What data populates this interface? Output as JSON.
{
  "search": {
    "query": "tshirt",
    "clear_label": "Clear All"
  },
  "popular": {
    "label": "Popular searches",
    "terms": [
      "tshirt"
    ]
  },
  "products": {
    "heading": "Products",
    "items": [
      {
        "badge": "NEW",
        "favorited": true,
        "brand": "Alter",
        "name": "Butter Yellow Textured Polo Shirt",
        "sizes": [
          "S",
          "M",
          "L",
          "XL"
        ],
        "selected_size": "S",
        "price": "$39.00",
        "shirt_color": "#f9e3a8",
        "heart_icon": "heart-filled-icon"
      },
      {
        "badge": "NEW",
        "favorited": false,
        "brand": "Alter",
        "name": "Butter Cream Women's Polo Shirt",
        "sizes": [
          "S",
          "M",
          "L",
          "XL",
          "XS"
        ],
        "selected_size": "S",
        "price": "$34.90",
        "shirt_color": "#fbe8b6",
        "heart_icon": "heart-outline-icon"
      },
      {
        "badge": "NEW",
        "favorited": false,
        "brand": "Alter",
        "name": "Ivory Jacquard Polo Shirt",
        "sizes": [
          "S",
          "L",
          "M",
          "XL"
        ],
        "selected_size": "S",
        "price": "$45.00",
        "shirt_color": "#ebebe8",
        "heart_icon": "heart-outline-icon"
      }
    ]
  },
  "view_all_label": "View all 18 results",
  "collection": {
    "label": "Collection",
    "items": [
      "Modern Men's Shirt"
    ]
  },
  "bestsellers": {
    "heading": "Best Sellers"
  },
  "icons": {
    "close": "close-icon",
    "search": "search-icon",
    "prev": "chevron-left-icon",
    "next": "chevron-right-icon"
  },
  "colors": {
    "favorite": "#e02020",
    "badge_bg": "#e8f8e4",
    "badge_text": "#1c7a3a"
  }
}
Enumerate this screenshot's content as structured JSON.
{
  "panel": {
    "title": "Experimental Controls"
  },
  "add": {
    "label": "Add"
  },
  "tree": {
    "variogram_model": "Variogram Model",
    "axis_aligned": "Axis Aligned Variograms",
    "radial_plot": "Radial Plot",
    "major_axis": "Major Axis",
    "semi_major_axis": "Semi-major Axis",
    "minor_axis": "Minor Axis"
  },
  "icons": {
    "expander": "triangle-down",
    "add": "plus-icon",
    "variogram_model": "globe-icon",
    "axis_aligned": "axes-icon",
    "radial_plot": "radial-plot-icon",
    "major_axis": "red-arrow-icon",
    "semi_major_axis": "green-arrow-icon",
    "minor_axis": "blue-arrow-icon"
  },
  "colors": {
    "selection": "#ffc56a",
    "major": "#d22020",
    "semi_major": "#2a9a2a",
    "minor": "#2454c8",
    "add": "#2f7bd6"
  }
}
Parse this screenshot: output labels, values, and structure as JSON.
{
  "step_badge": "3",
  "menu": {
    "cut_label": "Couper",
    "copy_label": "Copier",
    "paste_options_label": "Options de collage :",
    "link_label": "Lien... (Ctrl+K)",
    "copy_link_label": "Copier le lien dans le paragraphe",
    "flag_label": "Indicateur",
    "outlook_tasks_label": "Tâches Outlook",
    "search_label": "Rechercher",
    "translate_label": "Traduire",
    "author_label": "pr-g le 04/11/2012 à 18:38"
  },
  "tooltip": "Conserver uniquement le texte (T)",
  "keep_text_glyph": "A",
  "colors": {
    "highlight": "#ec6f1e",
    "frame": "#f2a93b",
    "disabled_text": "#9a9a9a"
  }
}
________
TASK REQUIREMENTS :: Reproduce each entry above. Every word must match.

ANSWER BOX ::
What data populates this interface? Output as JSON.
{
  "search": {
    "query": "tshirt",
    "clear_label": "Clear All"
  },
  "popular": {
    "label": "Popular searches",
    "terms": [
      "tshirt"
    ]
  },
  "products": {
    "heading": "Products",
    "items": [
      {
        "badge": "NEW",
        "favorited": true,
        "brand": "Alter",
        "name": "Butter Yellow Textured Polo Shirt",
        "sizes": [
          "S",
          "M",
          "L",
          "XL"
        ],
        "selected_size": "S",
        "price": "$39.00",
        "shirt_color": "#f9e3a8",
        "heart_icon": "heart-filled-icon"
      },
      {
        "badge": "NEW",
        "favorited": false,
        "brand": "Alter",
        "name": "Butter Cream Women's Polo Shirt",
        "sizes": [
          "S",
          "M",
          "L",
          "XL",
          "XS"
        ],
        "selected_size": "S",
        "price": "$34.90",
        "shirt_color": "#fbe8b6",
        "heart_icon": "heart-outline-icon"
      },
      {
        "badge": "NEW",
        "favorited": false,
        "brand": "Alter",
        "name": "Ivory Jacquard Polo Shirt",
        "sizes": [
          "S",
          "L",
          "M",
          "XL"
        ],
        "selected_size": "S",
        "price": "$45.00",
        "shirt_color": "#ebebe8",
        "heart_icon": "heart-outline-icon"
      }
    ]
  },
  "view_all_label": "View all 18 results",
  "collection": {
    "label": "Collection",
    "items": [
      "Modern Men's Shirt"
    ]
  },
  "bestsellers": {
    "heading": "Best Sellers"
  },
  "icons": {
    "close": "close-icon",
    "search": "search-icon",
    "prev": "chevron-left-icon",
    "next": "chevron-right-icon"
  },
  "colors": {
    "favorite": "#e02020",
    "badge_bg": "#e8f8e4",
    "badge_text": "#1c7a3a"
  }
}
Enumerate this screenshot's content as structured JSON.
{
  "panel": {
    "title": "Experimental Controls"
  },
  "add": {
    "label": "Add"
  },
  "tree": {
    "variogram_model": "Variogram Model",
    "axis_aligned": "Axis Aligned Variograms",
    "radial_plot": "Radial Plot",
    "major_axis": "Major Axis",
    "semi_major_axis": "Semi-major Axis",
    "minor_axis": "Minor Axis"
  },
  "icons": {
    "expander": "triangle-down",
    "add": "plus-icon",
    "variogram_model": "globe-icon",
    "axis_aligned": "axes-icon",
    "radial_plot": "radial-plot-icon",
    "major_axis": "red-arrow-icon",
    "semi_major_axis": "green-arrow-icon",
    "minor_axis": "blue-arrow-icon"
  },
  "colors": {
    "selection": "#ffc56a",
    "major": "#d22020",
    "semi_major": "#2a9a2a",
    "minor": "#2454c8",
    "add": "#2f7bd6"
  }
}
Parse this screenshot: output labels, values, and structure as JSON.
{
  "step_badge": "3",
  "menu": {
    "cut_label": "Couper",
    "copy_label": "Copier",
    "paste_options_label": "Options de collage :",
    "link_label": "Lien... (Ctrl+K)",
    "copy_link_label": "Copier le lien dans le paragraphe",
    "flag_label": "Indicateur",
    "outlook_tasks_label": "Tâches Outlook",
    "search_label": "Rechercher",
    "translate_label": "Traduire",
    "author_label": "pr-g le 04/11/2012 à 18:38"
  },
  "tooltip": "Conserver uniquement le texte (T)",
  "keep_text_glyph": "A",
  "colors": {
    "highlight": "#ec6f1e",
    "frame": "#f2a93b",
    "disabled_text": "#9a9a9a"
  }
}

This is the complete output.